Could you restate all of the records below exactly, with the pictures left out?

(Stored data)

Segment Open

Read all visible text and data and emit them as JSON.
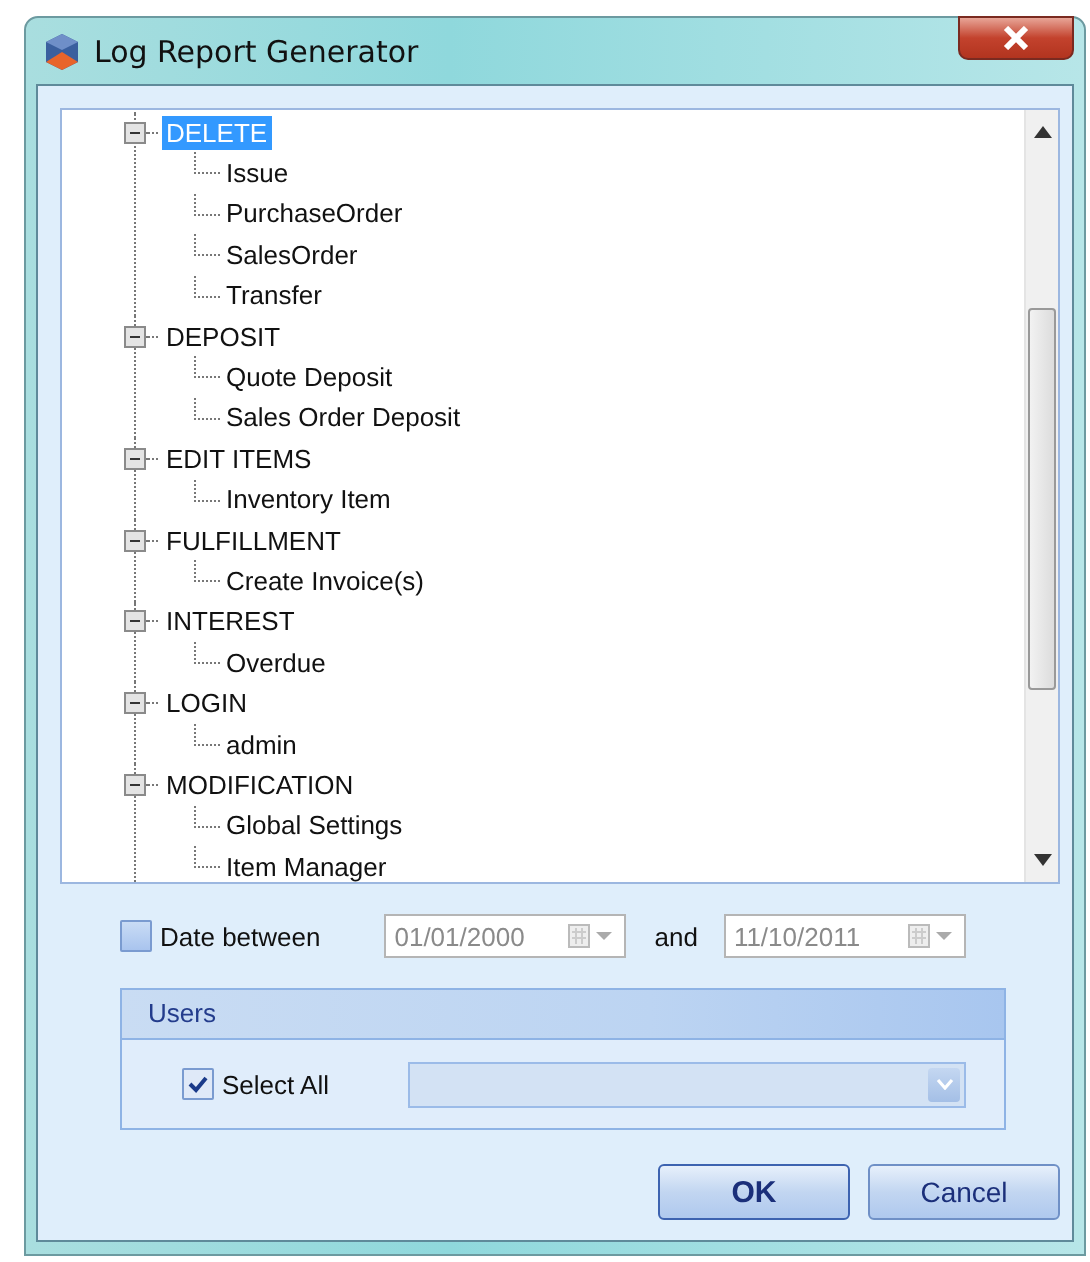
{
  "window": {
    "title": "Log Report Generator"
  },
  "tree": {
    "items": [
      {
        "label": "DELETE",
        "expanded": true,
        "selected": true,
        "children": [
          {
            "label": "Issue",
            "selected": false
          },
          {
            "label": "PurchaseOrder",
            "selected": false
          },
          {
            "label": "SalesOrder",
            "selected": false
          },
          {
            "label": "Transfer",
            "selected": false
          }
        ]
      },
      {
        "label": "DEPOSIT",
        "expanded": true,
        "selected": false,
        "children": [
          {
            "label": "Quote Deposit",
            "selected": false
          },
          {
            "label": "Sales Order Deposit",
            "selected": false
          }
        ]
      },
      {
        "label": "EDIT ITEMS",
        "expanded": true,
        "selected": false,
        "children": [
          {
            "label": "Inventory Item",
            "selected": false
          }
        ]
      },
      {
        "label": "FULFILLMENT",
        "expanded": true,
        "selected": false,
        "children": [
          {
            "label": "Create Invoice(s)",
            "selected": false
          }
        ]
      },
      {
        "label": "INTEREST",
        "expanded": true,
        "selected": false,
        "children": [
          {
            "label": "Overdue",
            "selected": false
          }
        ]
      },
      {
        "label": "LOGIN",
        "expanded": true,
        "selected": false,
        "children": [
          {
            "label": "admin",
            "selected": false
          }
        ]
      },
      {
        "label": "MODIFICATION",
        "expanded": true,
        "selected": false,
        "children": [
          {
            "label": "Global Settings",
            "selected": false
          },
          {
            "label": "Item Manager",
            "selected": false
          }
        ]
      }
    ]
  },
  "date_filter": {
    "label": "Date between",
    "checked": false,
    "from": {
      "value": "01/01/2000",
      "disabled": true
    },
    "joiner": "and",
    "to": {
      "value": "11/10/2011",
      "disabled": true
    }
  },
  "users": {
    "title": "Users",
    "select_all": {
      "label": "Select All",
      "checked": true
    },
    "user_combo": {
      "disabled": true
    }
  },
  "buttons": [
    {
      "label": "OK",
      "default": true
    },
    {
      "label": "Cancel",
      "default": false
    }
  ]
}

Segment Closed

### Result of the task
Read all visible text and data and emit them as JSON.
{
  "window": {
    "title": "Log Report Generator"
  },
  "tree": {
    "items": [
      {
        "label": "DELETE",
        "expanded": true,
        "selected": true,
        "children": [
          {
            "label": "Issue",
            "selected": false
          },
          {
            "label": "PurchaseOrder",
            "selected": false
          },
          {
            "label": "SalesOrder",
            "selected": false
          },
          {
            "label": "Transfer",
            "selected": false
          }
        ]
      },
      {
        "label": "DEPOSIT",
        "expanded": true,
        "selected": false,
        "children": [
          {
            "label": "Quote Deposit",
            "selected": false
          },
          {
            "label": "Sales Order Deposit",
            "selected": false
          }
        ]
      },
      {
        "label": "EDIT ITEMS",
        "expanded": true,
        "selected": false,
        "children": [
          {
            "label": "Inventory Item",
            "selected": false
          }
        ]
      },
      {
        "label": "FULFILLMENT",
        "expanded": true,
        "selected": false,
        "children": [
          {
            "label": "Create Invoice(s)",
            "selected": false
          }
        ]
      },
      {
        "label": "INTEREST",
        "expanded": true,
        "selected": false,
        "children": [
          {
            "label": "Overdue",
            "selected": false
          }
        ]
      },
      {
        "label": "LOGIN",
        "expanded": true,
        "selected": false,
        "children": [
          {
            "label": "admin",
            "selected": false
          }
        ]
      },
      {
        "label": "MODIFICATION",
        "expanded": true,
        "selected": false,
        "children": [
          {
            "label": "Global Settings",
            "selected": false
          },
          {
            "label": "Item Manager",
            "selected": false
          }
        ]
      }
    ]
  },
  "date_filter": {
    "label": "Date between",
    "checked": false,
    "from": {
      "value": "01/01/2000",
      "disabled": true
    },
    "joiner": "and",
    "to": {
      "value": "11/10/2011",
      "disabled": true
    }
  },
  "users": {
    "title": "Users",
    "select_all": {
      "label": "Select All",
      "checked": true
    },
    "user_combo": {
      "disabled": true
    }
  },
  "buttons": [
    {
      "label": "OK",
      "default": true
    },
    {
      "label": "Cancel",
      "default": false
    }
  ]
}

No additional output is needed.